Earth Day: Taking the pulse of our planet
Today marks the 50th anniversary of Earth Day. For Earth-observing satellites, every day is Earth Day. While news of COVID-19 dominates headlines and many of us practice social distancing, there still remains the need for action on climate change—and satellites are vital in providing the key facts on this global issue.
First celebrated in 1970, Earth Day sparked a wave of international action. In 2016, the United Nations chose this very day—22 April—as the day when the landmark Paris Agreement was signed. Recognised as International Mother Earth Day by the United Nations, today reflects a day committed to understanding our planet's health—protecting it for future generations to come.
The scientific evidence of global climate change is irrefutable. International organizations, such as the Intergovernmental Panel on Climate Change, have warned of the consequences of a warming climate—affecting fresh water resources, global food production, sea level and triggering an increase in extreme-weather events.
In order to tackle climate change, scientists and governments need reliable data in order to understand how our planet is changing. For more than 30 years, Earth observation satellites have gathered valuable data to meet the challenges of our world.

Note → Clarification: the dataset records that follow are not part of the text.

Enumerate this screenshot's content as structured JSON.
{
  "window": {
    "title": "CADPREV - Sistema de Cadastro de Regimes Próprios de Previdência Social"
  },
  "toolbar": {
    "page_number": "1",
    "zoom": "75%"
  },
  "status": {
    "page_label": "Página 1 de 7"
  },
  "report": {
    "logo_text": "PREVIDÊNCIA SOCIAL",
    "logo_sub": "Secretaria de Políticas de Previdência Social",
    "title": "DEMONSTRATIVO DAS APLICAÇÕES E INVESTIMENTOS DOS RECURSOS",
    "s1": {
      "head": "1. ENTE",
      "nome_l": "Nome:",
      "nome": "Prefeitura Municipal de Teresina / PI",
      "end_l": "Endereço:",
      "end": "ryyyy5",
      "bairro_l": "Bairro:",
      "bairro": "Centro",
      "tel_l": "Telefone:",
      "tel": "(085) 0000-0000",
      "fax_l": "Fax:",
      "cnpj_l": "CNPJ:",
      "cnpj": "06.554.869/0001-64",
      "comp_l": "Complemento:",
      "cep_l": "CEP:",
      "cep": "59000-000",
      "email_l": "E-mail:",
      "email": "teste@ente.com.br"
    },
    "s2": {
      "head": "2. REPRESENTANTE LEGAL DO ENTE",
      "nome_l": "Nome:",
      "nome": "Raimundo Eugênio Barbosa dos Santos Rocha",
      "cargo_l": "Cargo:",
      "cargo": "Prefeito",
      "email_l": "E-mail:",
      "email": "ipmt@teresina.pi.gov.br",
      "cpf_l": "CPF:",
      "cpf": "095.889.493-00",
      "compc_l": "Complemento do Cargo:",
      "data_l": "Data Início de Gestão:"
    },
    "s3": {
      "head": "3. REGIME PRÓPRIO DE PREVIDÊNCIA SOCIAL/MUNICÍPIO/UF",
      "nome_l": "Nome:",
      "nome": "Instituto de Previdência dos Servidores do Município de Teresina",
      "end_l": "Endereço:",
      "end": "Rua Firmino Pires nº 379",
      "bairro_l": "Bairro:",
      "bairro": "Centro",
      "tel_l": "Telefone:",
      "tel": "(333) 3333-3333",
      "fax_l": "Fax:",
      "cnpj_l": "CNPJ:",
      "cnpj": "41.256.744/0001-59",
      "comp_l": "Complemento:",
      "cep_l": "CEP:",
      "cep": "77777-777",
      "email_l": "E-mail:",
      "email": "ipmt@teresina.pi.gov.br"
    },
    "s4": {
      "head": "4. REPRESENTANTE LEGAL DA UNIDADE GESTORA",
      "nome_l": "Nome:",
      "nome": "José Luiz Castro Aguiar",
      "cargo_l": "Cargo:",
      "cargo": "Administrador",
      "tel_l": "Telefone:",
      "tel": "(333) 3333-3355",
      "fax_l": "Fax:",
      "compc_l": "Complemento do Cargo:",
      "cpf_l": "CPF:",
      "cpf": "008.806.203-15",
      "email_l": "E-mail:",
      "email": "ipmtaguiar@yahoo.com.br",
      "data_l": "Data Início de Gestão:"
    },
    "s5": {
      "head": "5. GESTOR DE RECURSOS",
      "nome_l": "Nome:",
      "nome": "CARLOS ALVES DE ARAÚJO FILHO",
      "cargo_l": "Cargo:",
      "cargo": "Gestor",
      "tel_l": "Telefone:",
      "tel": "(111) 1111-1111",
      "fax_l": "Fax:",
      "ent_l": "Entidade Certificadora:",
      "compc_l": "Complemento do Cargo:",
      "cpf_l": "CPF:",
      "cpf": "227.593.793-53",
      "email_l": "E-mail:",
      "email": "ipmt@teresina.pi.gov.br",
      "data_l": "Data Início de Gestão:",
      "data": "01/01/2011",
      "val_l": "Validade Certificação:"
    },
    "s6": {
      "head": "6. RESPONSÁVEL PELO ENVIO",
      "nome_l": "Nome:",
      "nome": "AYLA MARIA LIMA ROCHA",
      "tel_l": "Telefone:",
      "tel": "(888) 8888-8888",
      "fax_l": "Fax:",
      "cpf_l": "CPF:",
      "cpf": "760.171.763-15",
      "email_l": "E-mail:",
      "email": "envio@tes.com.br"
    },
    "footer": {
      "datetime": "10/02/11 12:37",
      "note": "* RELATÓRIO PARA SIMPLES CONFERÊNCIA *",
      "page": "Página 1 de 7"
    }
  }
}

Satellites provide unequivocal evidence of the changes taking place on Earth and provide the big picture, collecting long-term series of data, in order to understand its effects. ESA and their partners have recently tracked rapidly melting ice in Greenland and Antarctica, discovered unusual ozone holes, mapped wildfires from space and monitored air pollution in our atmosphere.
With four EU Copernicus Sentinel missions and four Earth Explorer missions in orbit, the satellites cover a vast array of areas, such as ice thickness coverage, deforestation, soil moisture, sea level and ocean surface temperature, as well as other essential climate variables.
The observations provide us with a global coverage, revisiting the same region every few days and proving a good understanding of the health and behavior of our planet—and how it is affected by climate change. Through ESA's Climate Change Initiative, long-term datasets on key indicators of climate change are being systematically generated and preserved.
ESA's Director of Earth Observation Programmes, Josef Aschbacher, says, "Earth observation has changed the way we comprehend our profound impact on the environment. Thanks to these sophisticated missions, we have an abundance of data that allows us to take the pulse of our planet.
"ESA is ready to deliver the hard facts required to tackle and address important environmental issues. For us in It is important we take some time today—Earth Day—to appreciate the beauty of our planet and learn more about the impact we have on our changing climate."
There are many ways to actively participate in Earth Day 2020 online. Join the Earth Day live discussion, learn more about what ESA does to combat climate change or explore our gallery of selected images from space.